__Excerpted records__:
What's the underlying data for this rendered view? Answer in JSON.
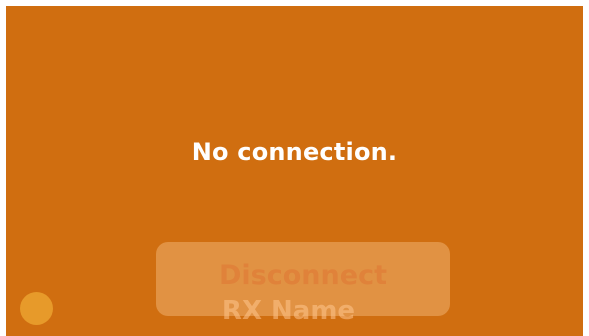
{
  "screen": {
    "message": "No connection.",
    "disconnect_label": "Disconnect",
    "rx_name": "RX Name",
    "status_indicator_icon": "status-dot-icon",
    "colors": {
      "background": "#d06e10",
      "button_fill": "#f6be82",
      "status_dot": "#e79a2a",
      "text": "#ffffff"
    }
  }
}
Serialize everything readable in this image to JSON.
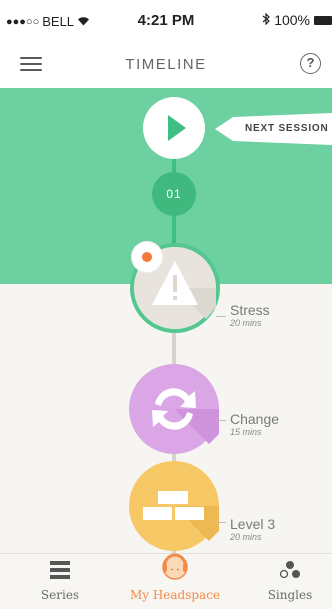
{
  "status_bar": {
    "carrier": "BELL",
    "time": "4:21 PM",
    "battery": "100%"
  },
  "nav": {
    "title": "TIMELINE",
    "help_label": "?"
  },
  "hero": {
    "next_label": "NEXT SESSION",
    "session_number": "01"
  },
  "sessions": [
    {
      "name": "Stress",
      "duration": "20 mins",
      "icon": "warning-icon"
    },
    {
      "name": "Change",
      "duration": "15 mins",
      "icon": "refresh-icon"
    },
    {
      "name": "Level 3",
      "duration": "20 mins",
      "icon": "bricks-icon"
    }
  ],
  "tabs": [
    {
      "label": "Series",
      "icon": "series-icon"
    },
    {
      "label": "My Headspace",
      "icon": "headspace-avatar-icon",
      "active": true
    },
    {
      "label": "Singles",
      "icon": "singles-icon"
    }
  ],
  "colors": {
    "hero_green": "#6cd0a0",
    "accent_orange": "#f58a45",
    "stress_ring": "#54c790",
    "change_purple": "#dba6e6",
    "level_yellow": "#f7c866"
  }
}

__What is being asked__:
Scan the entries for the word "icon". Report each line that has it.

__Response to this exercise__:
    "status_indicator_icon": "status-dot-icon",
      "icon": "warning-icon"
      "icon": "refresh-icon"
      "icon": "bricks-icon"
      "icon": "series-icon"
      "icon": "headspace-avatar-icon",
      "icon": "singles-icon"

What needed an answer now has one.